1 The Validity of Poetic Knowledge

2 The Philosophical Foundations of Poetic Knowledge

3 Connatural, Intentional, and Intuitive Knowledge

4 Descartes and the Cartesian Legacy

5 Voices for Poetic Knowledge after Descartes

6 Poetic Knowledge and the Integrated Humanities Program

7 The Future of the Poetic Mode of Knowledge in Education


Selected Bibliography


Reveals the neglected mode of knowing and learning, from Socrates to the middle ages and beyond, that relies more on the integrated powers of sensory experience and intuition, rather than on modern narrow scientific models of education.


This book rediscovers a traditional mode of knowledge that remains viable today. Contrasted to the academic and cultural fads often based on the scientific methodology of the Cartesian legacy, or any number of trendy experiments in education, Poetic Knowledge returns to the freshness and importance of first knowledge, a knowledge of the senses and the passions.

"Poetic knowledge" is not the knowledge of poetry, nor is it even knowledge in the sense that we often think of today, that is, the mastery of scientific, technological, or business information. Rather, it is an intuitive, obscure, mysterious way of knowing reality, not always able to account for itself, but absolutely essential if one is ever to advance properly to the higher degrees of certainty. From Socrates to the Middle Ages, and even into the twentieth century, the case for poetic knowledge is revealed with the care of philosophical archeology. Taylor demonstrates the effectiveness of the poetic mode of education through his own observations as a teacher, and two experimental "poetic" schools in the twentieth century.

James S. Taylor has been a teacher of English and American literature, Humanities, Western Civilization, and Philosophy of Education, for over twenty years, in private schools and public colleges.


"There are relatively few persons who can analyze as clearly and as lucidly the writings of Aristotle, Plato, and Acquinas as does this author. Like Taylor's educational philosophy, he seeks to move his readers' affections and will as well as their intellects, and he does this successfully. " -- Richard Harp, University of Nevada

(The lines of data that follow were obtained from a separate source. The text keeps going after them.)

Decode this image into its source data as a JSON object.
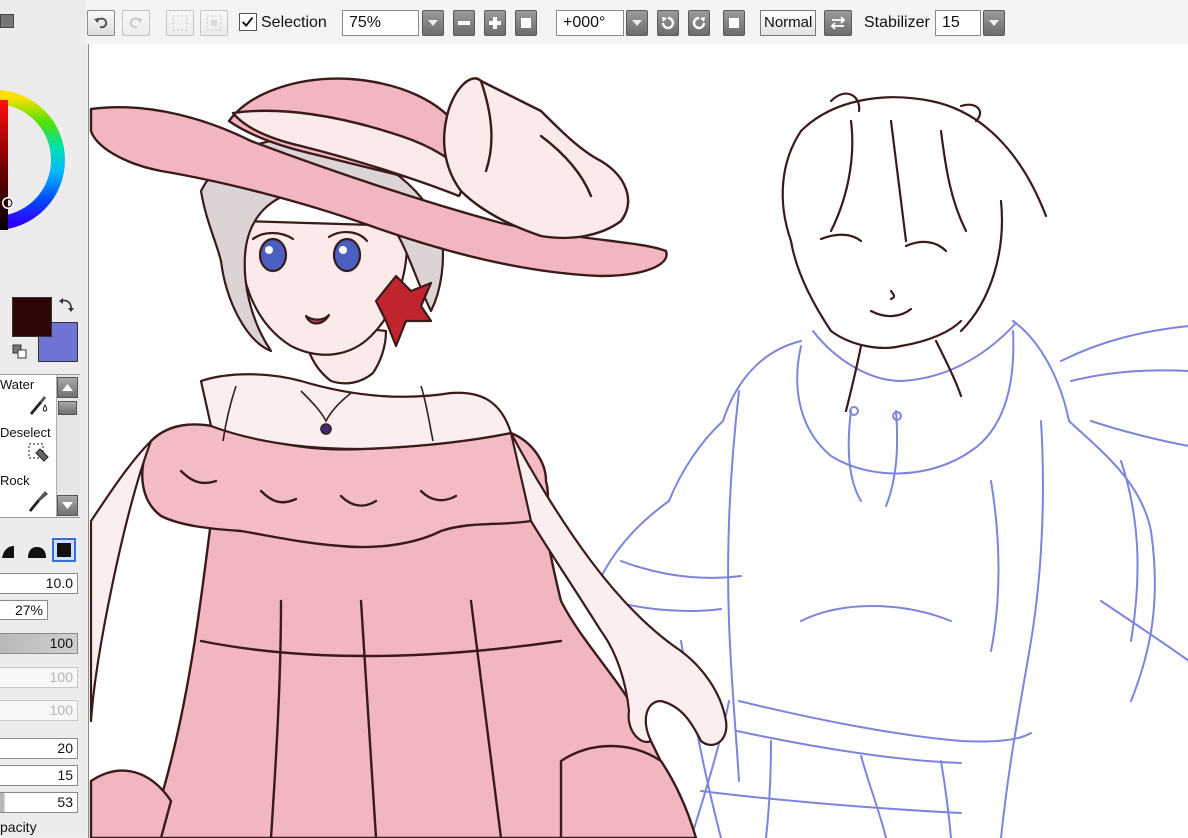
{
  "toolbar": {
    "selection_label": "Selection",
    "selection_checked": true,
    "zoom_value": "75%",
    "rotation_value": "+000°",
    "view_mode_label": "Normal",
    "stabilizer_label": "Stabilizer",
    "stabilizer_value": "15"
  },
  "colors": {
    "primary": "#2e0606",
    "secondary": "#6f74d4",
    "sketch_blue": "#6f77d8",
    "dress_pink": "#f2b6c0",
    "lineart": "#3a1a1a"
  },
  "tools": [
    {
      "name": "Water",
      "icon": "water-brush-icon"
    },
    {
      "name": "Deselect",
      "icon": "deselect-icon"
    },
    {
      "name": "Rock",
      "icon": "rock-brush-icon"
    }
  ],
  "brush": {
    "size": "10.0",
    "min_size": "27%",
    "density": "100",
    "blending": "100",
    "dilution": "100",
    "persistence": "20",
    "hardness": "15",
    "strength": "53",
    "opacity_label": "pacity"
  }
}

"With pithy brevity he has managed to provide both a history of the treatment of poetic knowledge and to develop his own very persuasive account. " -- Ralph McInerny, University of Notre Dame